Should a line below contain the word "searchResult", report it.

= Supplied entries =
↓↓↓

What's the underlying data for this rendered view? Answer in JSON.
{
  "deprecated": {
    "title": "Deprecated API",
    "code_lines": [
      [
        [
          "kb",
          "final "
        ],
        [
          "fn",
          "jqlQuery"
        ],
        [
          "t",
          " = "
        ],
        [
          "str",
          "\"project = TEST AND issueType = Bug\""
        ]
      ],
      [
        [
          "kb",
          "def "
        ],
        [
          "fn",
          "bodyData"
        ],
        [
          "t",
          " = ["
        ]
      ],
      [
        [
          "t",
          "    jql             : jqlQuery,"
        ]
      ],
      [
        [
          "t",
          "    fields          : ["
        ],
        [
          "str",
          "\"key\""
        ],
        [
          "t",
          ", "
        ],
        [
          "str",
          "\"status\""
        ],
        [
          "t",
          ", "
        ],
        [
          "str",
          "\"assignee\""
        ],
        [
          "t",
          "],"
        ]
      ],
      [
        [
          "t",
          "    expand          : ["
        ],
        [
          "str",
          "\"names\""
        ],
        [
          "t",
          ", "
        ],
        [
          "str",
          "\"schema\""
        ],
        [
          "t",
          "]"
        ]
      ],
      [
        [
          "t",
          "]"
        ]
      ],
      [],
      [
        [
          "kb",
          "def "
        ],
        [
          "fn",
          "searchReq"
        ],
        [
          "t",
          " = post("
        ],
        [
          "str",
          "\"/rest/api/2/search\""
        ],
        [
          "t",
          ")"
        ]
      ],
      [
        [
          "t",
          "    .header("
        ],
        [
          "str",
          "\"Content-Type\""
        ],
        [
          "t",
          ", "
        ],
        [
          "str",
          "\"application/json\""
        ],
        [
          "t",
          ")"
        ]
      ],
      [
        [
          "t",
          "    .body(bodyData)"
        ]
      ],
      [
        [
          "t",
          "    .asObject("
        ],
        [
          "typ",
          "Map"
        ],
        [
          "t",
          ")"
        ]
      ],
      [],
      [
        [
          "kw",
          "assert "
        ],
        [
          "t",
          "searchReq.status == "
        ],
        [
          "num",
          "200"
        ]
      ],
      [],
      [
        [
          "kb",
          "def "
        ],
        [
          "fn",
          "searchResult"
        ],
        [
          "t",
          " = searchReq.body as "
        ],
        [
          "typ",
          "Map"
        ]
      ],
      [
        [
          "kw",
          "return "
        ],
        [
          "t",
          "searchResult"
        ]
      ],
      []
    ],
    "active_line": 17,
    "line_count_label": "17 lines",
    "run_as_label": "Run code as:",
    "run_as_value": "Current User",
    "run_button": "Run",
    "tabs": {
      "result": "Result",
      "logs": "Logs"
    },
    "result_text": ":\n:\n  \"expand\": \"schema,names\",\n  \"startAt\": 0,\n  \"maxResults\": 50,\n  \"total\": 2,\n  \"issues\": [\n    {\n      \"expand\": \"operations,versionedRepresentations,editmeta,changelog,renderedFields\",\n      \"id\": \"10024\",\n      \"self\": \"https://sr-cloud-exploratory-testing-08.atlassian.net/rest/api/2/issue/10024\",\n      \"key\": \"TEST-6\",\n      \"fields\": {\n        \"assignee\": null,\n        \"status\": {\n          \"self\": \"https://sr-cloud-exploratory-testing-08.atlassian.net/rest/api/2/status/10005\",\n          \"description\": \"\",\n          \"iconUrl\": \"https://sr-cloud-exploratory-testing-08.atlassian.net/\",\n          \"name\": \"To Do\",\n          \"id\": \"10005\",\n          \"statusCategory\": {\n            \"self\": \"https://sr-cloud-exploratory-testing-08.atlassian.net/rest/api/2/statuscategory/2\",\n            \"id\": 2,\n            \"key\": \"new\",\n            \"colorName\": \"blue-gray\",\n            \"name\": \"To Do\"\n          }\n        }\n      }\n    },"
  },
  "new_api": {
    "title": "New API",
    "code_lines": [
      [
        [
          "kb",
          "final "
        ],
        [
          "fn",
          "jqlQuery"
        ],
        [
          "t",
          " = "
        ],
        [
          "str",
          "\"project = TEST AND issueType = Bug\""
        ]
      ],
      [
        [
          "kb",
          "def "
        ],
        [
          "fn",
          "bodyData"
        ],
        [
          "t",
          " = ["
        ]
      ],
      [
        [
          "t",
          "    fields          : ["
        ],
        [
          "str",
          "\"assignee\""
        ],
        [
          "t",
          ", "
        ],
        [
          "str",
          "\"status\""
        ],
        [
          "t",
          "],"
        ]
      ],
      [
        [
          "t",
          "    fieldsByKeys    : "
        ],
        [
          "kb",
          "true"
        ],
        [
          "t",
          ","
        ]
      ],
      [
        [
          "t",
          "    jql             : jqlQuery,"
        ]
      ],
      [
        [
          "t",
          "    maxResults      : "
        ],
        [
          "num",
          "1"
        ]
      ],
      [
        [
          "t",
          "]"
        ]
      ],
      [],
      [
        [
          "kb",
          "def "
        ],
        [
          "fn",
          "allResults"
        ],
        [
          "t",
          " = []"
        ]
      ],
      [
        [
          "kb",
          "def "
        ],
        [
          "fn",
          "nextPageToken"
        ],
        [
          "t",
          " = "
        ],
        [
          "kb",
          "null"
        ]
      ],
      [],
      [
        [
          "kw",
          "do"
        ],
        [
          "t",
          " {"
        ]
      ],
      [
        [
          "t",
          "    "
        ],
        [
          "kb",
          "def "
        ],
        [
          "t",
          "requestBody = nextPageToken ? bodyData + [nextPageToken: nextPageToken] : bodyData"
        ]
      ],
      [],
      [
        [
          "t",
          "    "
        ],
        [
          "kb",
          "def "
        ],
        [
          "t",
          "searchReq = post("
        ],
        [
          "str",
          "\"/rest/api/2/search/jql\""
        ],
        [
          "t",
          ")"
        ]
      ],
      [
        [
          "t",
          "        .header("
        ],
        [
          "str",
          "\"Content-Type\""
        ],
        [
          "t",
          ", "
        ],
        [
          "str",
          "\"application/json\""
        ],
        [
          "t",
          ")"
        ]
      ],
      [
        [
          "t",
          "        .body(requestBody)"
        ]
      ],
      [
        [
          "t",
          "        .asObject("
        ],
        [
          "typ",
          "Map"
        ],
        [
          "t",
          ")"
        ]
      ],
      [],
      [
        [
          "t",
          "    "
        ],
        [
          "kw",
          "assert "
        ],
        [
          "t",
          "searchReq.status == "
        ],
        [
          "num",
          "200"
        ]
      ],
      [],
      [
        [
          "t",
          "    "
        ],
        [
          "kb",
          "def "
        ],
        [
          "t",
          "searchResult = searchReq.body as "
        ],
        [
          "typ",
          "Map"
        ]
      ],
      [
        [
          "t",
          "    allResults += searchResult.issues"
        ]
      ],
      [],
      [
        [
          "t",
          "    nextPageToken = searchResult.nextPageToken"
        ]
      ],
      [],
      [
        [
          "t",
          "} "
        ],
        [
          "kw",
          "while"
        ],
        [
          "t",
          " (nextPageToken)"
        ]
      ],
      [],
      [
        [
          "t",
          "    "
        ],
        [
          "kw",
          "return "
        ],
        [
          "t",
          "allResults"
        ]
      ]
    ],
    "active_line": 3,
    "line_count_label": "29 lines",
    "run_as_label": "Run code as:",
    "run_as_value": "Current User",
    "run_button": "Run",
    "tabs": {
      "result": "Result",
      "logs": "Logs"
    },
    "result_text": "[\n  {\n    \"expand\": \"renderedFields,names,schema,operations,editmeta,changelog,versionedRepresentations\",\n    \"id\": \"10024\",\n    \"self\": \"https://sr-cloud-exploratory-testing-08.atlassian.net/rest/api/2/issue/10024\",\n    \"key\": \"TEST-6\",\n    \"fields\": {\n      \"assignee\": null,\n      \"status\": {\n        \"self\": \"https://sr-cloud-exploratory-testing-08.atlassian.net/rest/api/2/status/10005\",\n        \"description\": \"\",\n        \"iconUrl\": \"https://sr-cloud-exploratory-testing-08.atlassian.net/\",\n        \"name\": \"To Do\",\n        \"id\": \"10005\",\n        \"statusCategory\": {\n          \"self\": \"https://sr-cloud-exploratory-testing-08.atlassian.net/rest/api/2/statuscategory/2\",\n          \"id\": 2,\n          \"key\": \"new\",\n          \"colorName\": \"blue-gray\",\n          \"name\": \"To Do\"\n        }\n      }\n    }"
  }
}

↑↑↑

= Result of the task =
          "searchResult"
          "searchResult"
          "searchResult = searchReq.body as "
          "    allResults += searchResult.issues"
          "    nextPageToken = searchResult.nextPageToken"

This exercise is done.